◆ **TASK DETAILS**
Every line with the word "label" in it should be extracted from the data that follows.

◆ **DATA TO EXAMINE**

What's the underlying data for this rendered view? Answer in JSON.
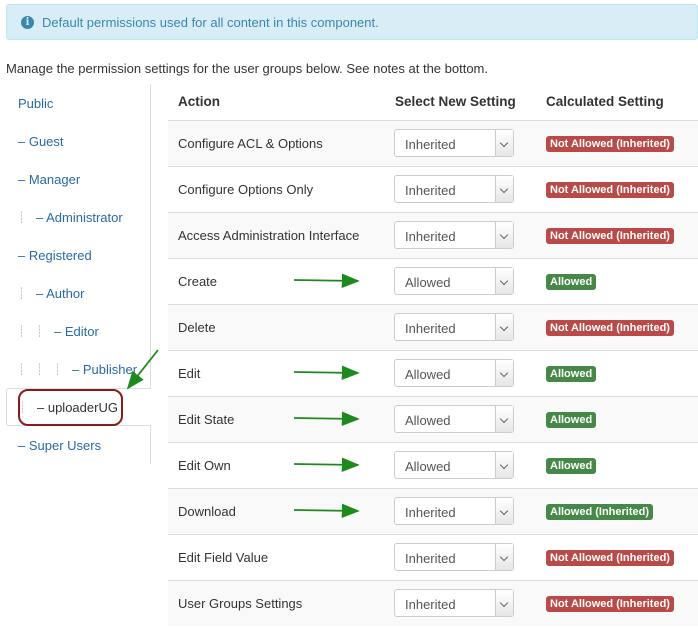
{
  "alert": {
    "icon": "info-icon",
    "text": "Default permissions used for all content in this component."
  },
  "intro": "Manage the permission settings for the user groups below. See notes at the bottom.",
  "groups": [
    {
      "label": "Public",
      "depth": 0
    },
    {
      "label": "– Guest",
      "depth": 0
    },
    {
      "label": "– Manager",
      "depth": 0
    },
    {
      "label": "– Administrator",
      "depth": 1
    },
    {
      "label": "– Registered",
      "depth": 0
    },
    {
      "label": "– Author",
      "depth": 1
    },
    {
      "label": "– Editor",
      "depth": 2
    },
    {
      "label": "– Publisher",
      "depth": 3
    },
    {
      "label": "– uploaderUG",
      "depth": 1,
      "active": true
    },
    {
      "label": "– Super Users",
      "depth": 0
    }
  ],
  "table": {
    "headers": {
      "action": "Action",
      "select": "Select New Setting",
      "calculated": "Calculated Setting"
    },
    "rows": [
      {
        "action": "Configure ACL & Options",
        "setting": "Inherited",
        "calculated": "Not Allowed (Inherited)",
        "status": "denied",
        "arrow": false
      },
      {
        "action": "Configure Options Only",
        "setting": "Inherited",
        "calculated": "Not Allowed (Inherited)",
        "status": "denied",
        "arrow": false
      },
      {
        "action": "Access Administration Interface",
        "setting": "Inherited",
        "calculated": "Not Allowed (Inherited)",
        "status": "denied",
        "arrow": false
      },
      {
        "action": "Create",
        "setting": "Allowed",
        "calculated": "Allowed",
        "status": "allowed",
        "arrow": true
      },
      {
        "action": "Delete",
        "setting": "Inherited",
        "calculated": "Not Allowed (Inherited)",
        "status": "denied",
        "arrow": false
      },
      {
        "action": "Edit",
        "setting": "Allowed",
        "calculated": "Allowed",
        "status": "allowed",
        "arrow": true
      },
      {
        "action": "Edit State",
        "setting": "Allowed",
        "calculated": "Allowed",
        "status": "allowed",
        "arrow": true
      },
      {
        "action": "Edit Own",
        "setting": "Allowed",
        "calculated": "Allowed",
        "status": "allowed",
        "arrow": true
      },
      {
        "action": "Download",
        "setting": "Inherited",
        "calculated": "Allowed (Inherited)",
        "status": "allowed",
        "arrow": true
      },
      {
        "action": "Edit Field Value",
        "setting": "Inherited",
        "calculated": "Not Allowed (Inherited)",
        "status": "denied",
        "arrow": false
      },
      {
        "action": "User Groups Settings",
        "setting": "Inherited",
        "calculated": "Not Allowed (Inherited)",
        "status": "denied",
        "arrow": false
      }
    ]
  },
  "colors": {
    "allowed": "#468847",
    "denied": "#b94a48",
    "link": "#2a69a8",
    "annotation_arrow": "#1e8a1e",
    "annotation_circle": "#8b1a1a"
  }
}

◆ **REPLY**
      "label": "Public",
      "label": "– Guest",
      "label": "– Manager",
      "label": "– Administrator",
      "label": "– Registered",
      "label": "– Author",
      "label": "– Editor",
      "label": "– Publisher",
      "label": "– uploaderUG",
      "label": "– Super Users",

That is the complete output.